Coffee fanatics, rejoice!
The good news: There may be no such thing as "too much coffee." In fact, your beloved beverage helps your body beyond propelling a short-term energy jolt.
According to the journal Hepatology, coffee — even decaf — boosts liver function. In a survey of 27,793 people from 1999-2010, researchers found that coffee intake was inversely proportional to liver enzyme levels. This is great considering elevated levels are associated with damage and inflammation of the liver.
More than 14,000 of the study's subjects drank coffee. Another 2,000 drank a decaffeinated sister beverage. And when adjusted for age, sex, race, education, smoking and alcohol intake, among others factors, coffee drinkers' livers came out on top.
What about those haters that say caffeine is bad for you? They're out there. As TIME notes, much of the anti-caffeine literature came out of the '70s and '80s, and it linked the beverage to increased rates of cancer and heart disease. However, according to disease and nutrition expert Dr. Rob van Dam of the Harvard School of Public Health, such studies didn't adjust for smoking or other unhealthy activities.
There's also the favorite theory of caffeine-averse parents everywhere: It stunts your growth. But as the New York Times pointed out in 2005, this claim is flawed. Namely, after years of research, there's "no evidence that it has any effect on height."
This is not to say caffeine is a total saint. Too much of it can make you jittery and lead to problems with sleep. It can cause complications for pregnant women, and those with high blood pressure are advised to cut back.
Still, we're in the golden age of caffeine. It doesn't seem to be linked to a risk of hypertension. It can improve exercise performance. It's been looked at as a pain reliever, and it's connected to a lowered risk of dementia and Type 2 diabetes.

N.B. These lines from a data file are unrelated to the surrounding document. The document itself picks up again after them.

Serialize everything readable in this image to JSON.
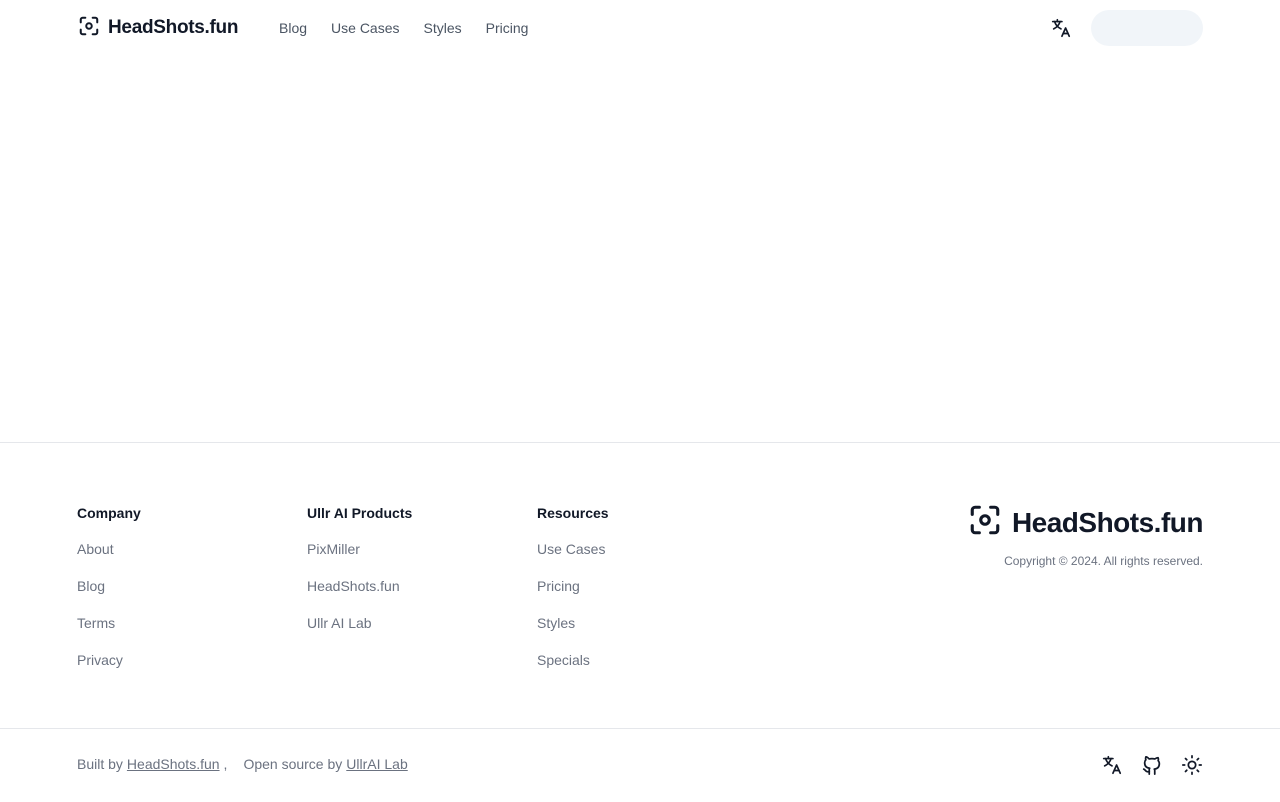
{
  "header": {
    "brand": "HeadShots.fun",
    "nav": [
      {
        "label": "Blog"
      },
      {
        "label": "Use Cases"
      },
      {
        "label": "Styles"
      },
      {
        "label": "Pricing"
      }
    ],
    "language_icon": "translate-icon"
  },
  "footer": {
    "columns": [
      {
        "title": "Company",
        "links": [
          "About",
          "Blog",
          "Terms",
          "Privacy"
        ]
      },
      {
        "title": "Ullr AI Products",
        "links": [
          "PixMiller",
          "HeadShots.fun",
          "Ullr AI Lab"
        ]
      },
      {
        "title": "Resources",
        "links": [
          "Use Cases",
          "Pricing",
          "Styles",
          "Specials"
        ]
      }
    ],
    "brand": "HeadShots.fun",
    "copyright": "Copyright © 2024. All rights reserved.",
    "credits": {
      "built_by_prefix": "Built by",
      "built_by_link": "HeadShots.fun",
      "separator": ",",
      "open_source_prefix": "Open source by",
      "open_source_link": "UllrAI Lab"
    },
    "icons": [
      "translate-icon",
      "github-icon",
      "sun-icon"
    ]
  },
  "colors": {
    "text": "#111827",
    "muted": "#6b7280",
    "border": "#e5e7eb",
    "skeleton": "#f1f5f9"
  }
}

The consensus, then, appears to be this: Coffee may not yet have proven itself to be the wonder drug we're all hoping for, but at the very least, it's not actively harmful.